Adoptions Were Often Informal

Throughout much of American history (and in other countries as well), adoption was an informal process where court or legal action was not required. Your relative may have been adopted without any legal record of that adoption taking place. The child may have been apprenticed out to a neighbor to learn a trade (sometimes generating a legal record–but not always). If the child’s parents were deceased, but had some property, there may have been a guardian appointed to oversee the property while the child was underage. In many other cases the child was simply “taken in” or perhaps spent time with a variety of families–not all of whom may have been related.

As time moves forward, formal adoptions become more common, but those records are often sealed by court order and access to those records is dependent upon state statute.

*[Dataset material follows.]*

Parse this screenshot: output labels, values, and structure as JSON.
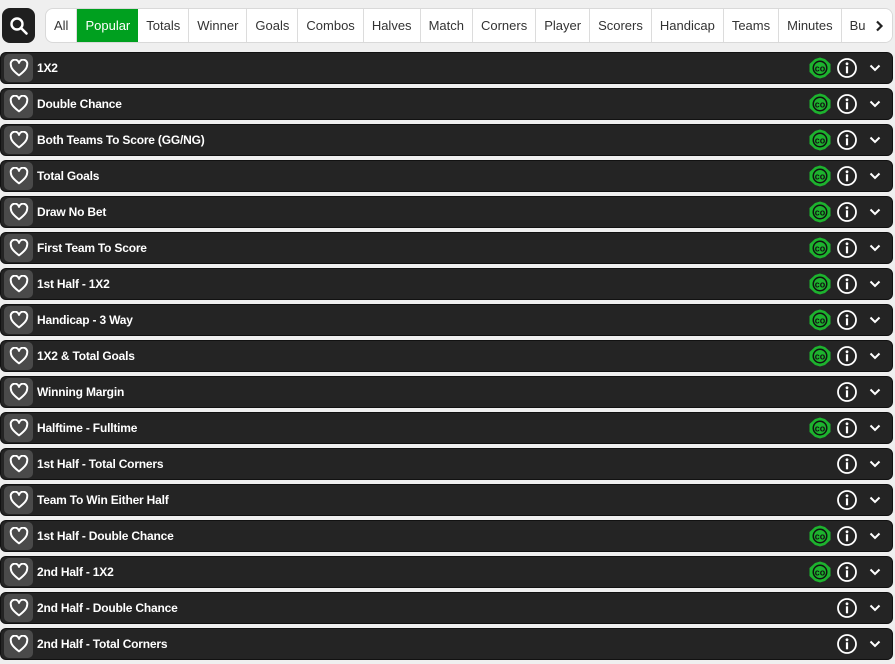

But if your ancestor was adopted in the United States in 1880, the chance of finding a record is slim. Possible, but not too likely.